Although less common, men can be victims of domestic violence too.
Physical domestic violence
While the term ‘domestic violence’ includes many types of abusive behavior, the most obvious and apparently easy to categorize is physical violence. However, besides the most violent types of abuse, such as stabbing, beating and punching, there are many levels at which domestic physical violence can occur. Shaking, for example, can cause brain injuries, and even at a lesser level of intensity, is a violent and intimidating act. Pushing, grabbing and shoving must also be considered manifestations of violence. Any physical abuse is a sign of domestic violence and frequently escalates into even more violent acts over a period of time.
Sexual abuse is another manifestation of physical domestic violence. Even within marriage, everyone has the right to decide what they wish or do not want to do sexually, and any form of coercion, physical or mental, is ultimately a part of a domestic violence issue.
Domestic Violence is not only physical
Another common misunderstanding about domestic violence is that it only ever takes place inside the home, behind closed doors. While this is the most common, it is not exclusively true. Domestic violence can also occur outside the home and even in the workplace. In these cases, the term ‘domestic’ refers to the fact that the abuse is inflicted on a person by a close family member, wherever it takes place.
Domestic violence in the home is fairly easy to define. It is any type of abuse of one close family member by another. (The word ‘family member’ being used here to denote a person who is part of regular family life, not necessarily a blood relation or related by marriage.) This abuse can be physical, emotional, psychological, financial or digital. Because it takes place in the home, behind closed doors, it can be difficult for outsiders to notice, especially if there are no obvious injuries resulting.
Domestic violence outside the home includes things like stalking (where one partner follows the other, regulating their movements and curtailing their freedom. Stalking can also be done via mobile phones and the internet. A common form of domestic violence that occurs outside the home is emotional. The victim is made to feel stupid or embarrassed in public, or feels impelled to behave in a certain manner in public for fear of reprisals after.
Domestic violence in the workplace can involve the abuser making phone calls to the victim to harass them at work. A person who is being abused may be frequently late to work, or inexplicably and frequently absent.

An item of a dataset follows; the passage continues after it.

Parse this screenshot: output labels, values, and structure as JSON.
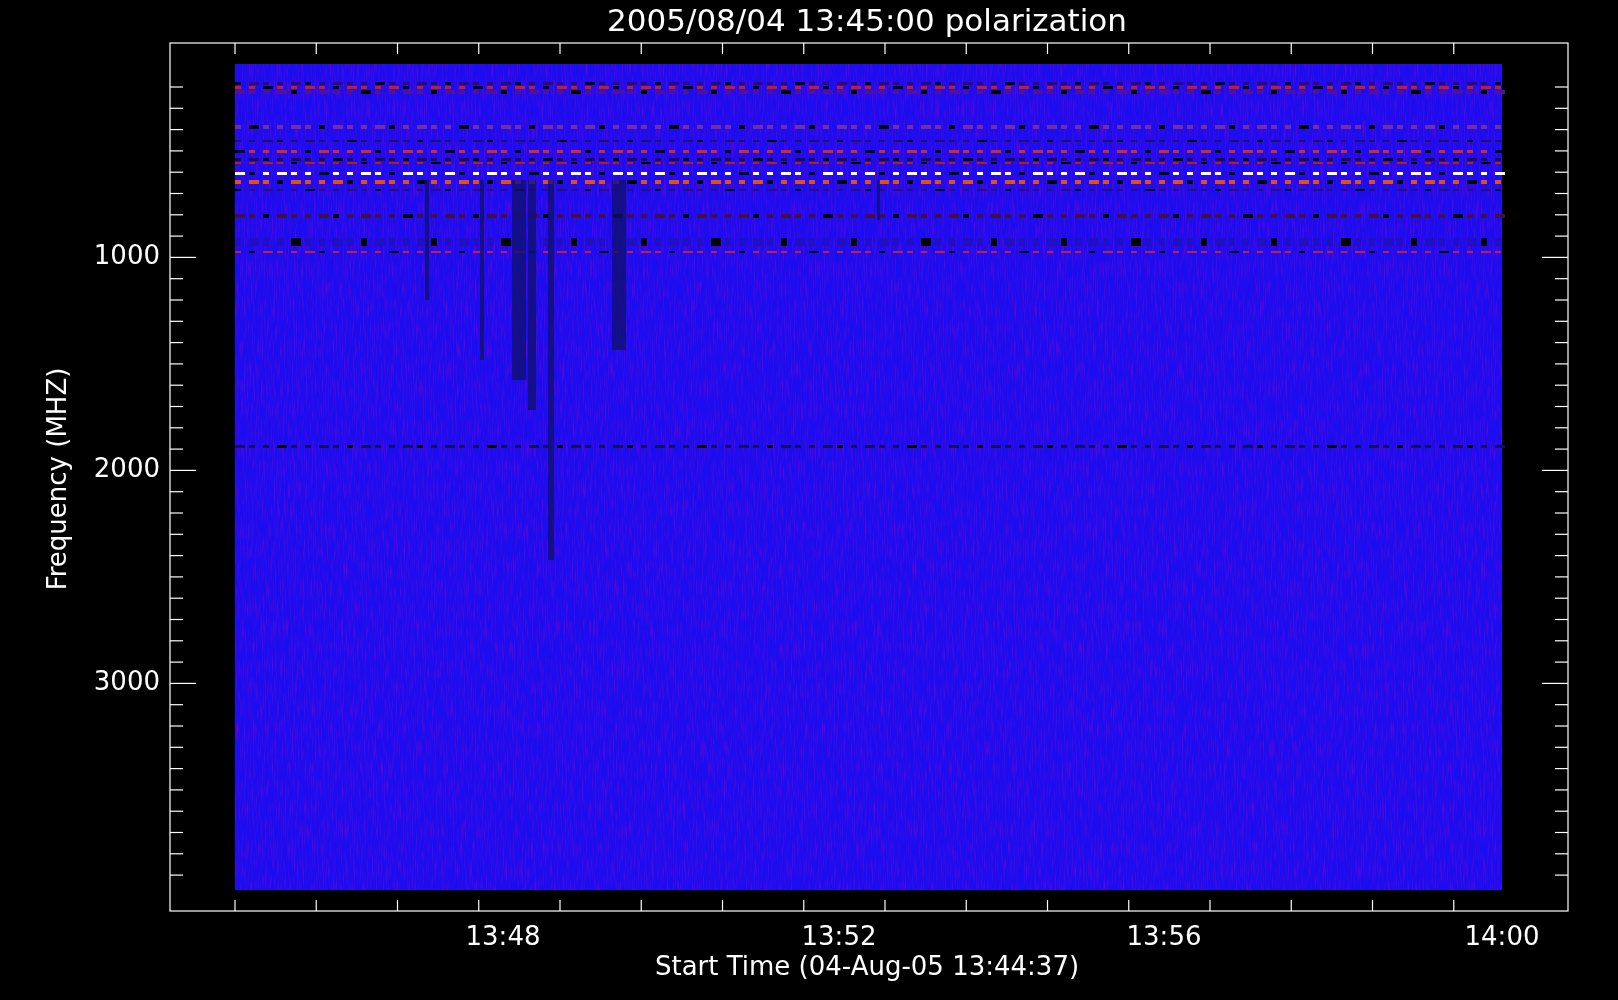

Domestic violence is about control
Contrary to popular belief, domestic violence is all about power and control. A person who abuses their partner or other family member is not out of control…in fact, they are more than able to control their actions. They choose who to abuse (most do not go around abusing other people in their lives) and they choose when, where and how to carry out this abuse. Abusers behave as they do in order to exert power and control over their victims.
Help for victims of domestic violence
Domestic violence is, therefore, a far bigger problem than it first appears. It can be difficult to detect, and hard to recognise even from within the abusive relationship. If you are a victim, or think that you know someone who is being abused, the contacts below can offer help, advice and refuge.
- http://www.thehotline.org/ National Domestic Violence hotline.
http://www.loveisrespect.org/get-help/contact-us Love is Respect
- SupportLine: 01708 765200
email [email protected]
Telephone Helpline providing confidential emotional support to Children, Young Adults and Adults on any issue including domestic violence.
- Action on Elder Abuse: 0808 808 8141
- Broken Rainbow: 0300 999 5428
Support for lesbians, gay men, bisexuals and transgender people suffering domestic violence.
Worldwide:http://www.hotpeachpages.net/ Worldwide help for victims of domestic abuse.